• What is being asked: Show, in full, each line of the data that contains "background".

• The data:
____

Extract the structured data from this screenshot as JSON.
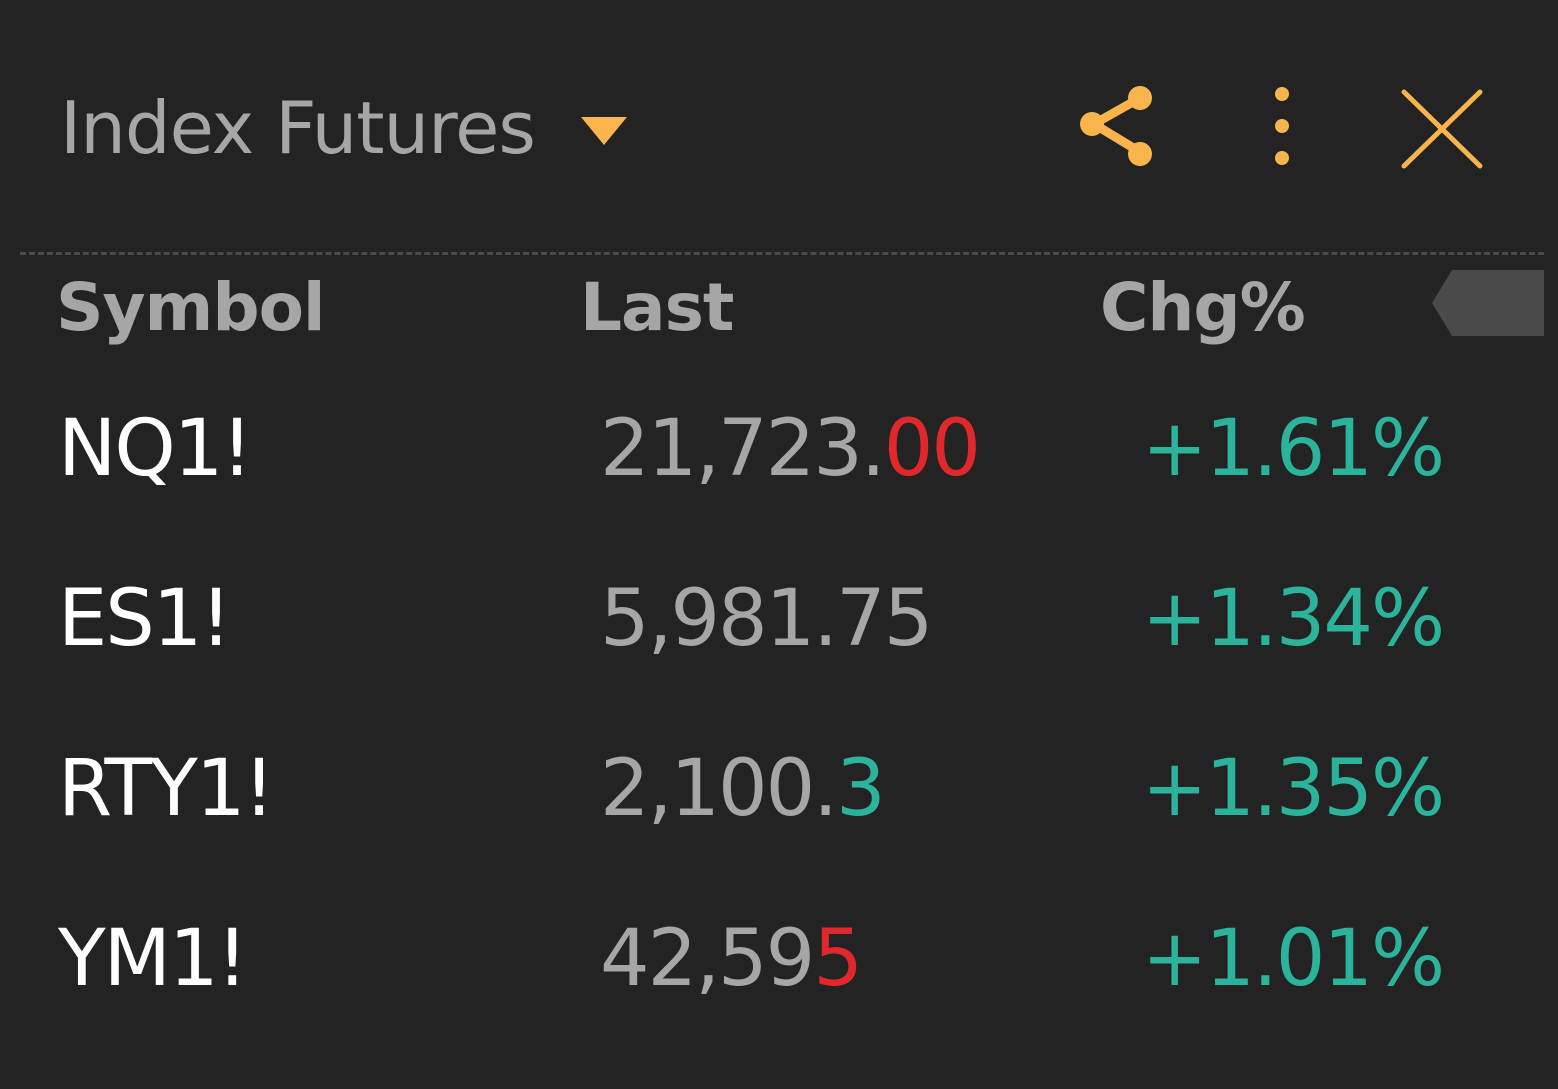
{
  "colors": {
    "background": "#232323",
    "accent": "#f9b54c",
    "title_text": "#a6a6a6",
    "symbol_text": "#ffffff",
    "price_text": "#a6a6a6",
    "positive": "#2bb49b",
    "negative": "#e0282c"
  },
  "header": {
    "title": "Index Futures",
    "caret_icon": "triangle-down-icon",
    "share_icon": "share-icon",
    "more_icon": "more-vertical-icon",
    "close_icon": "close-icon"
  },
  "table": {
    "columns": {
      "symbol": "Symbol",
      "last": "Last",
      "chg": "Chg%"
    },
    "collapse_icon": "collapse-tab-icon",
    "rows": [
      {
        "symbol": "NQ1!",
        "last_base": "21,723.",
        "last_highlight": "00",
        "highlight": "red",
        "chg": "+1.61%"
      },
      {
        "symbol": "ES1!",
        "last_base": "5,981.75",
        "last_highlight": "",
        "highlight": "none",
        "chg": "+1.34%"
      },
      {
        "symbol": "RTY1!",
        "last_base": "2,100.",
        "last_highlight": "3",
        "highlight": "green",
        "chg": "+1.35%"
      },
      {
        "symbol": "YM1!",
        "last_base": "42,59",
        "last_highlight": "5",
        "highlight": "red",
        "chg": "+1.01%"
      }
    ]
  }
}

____

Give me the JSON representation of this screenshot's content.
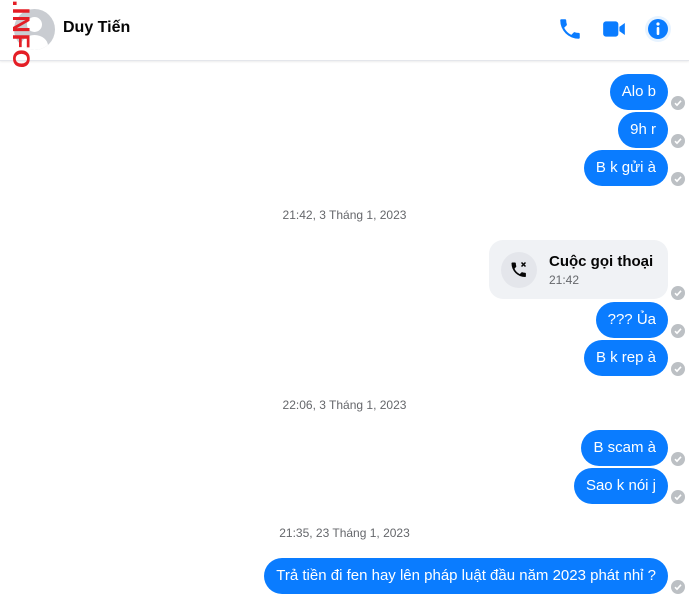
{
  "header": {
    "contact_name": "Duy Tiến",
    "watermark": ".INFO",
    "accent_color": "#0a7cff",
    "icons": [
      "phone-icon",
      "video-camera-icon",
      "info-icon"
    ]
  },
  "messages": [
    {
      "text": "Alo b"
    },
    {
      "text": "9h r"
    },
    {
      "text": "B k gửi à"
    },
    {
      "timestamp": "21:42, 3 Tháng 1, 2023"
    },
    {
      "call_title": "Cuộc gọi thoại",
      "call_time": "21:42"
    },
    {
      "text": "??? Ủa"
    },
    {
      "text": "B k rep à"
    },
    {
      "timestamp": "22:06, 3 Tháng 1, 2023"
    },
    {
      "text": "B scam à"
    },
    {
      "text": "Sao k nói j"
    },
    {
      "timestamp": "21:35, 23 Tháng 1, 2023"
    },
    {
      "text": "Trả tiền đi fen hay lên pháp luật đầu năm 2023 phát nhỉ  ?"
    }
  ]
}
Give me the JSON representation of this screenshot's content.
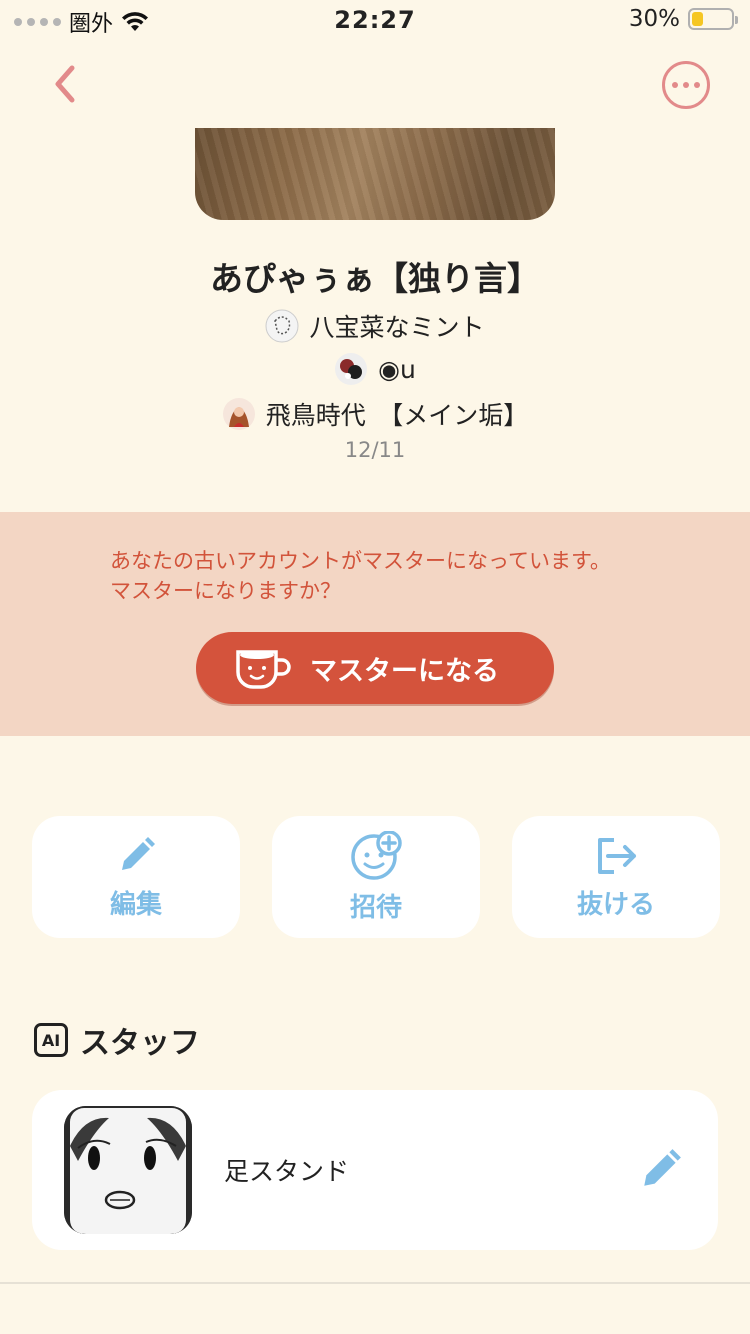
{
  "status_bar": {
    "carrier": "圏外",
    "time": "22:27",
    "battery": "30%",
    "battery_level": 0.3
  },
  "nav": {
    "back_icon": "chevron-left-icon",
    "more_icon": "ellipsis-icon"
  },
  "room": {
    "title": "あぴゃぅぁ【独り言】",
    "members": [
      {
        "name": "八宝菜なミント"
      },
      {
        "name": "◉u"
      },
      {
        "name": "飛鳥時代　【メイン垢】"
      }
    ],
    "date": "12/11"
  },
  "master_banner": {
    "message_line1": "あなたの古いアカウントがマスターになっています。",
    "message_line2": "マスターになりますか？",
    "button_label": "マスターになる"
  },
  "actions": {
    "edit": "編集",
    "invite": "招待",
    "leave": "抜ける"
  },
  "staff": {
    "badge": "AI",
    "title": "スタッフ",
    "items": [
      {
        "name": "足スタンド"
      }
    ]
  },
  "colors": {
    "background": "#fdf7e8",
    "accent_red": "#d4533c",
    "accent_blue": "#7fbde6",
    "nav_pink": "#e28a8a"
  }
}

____

• Response:
    "background": "#232323",
    "background": "#fdf7e8",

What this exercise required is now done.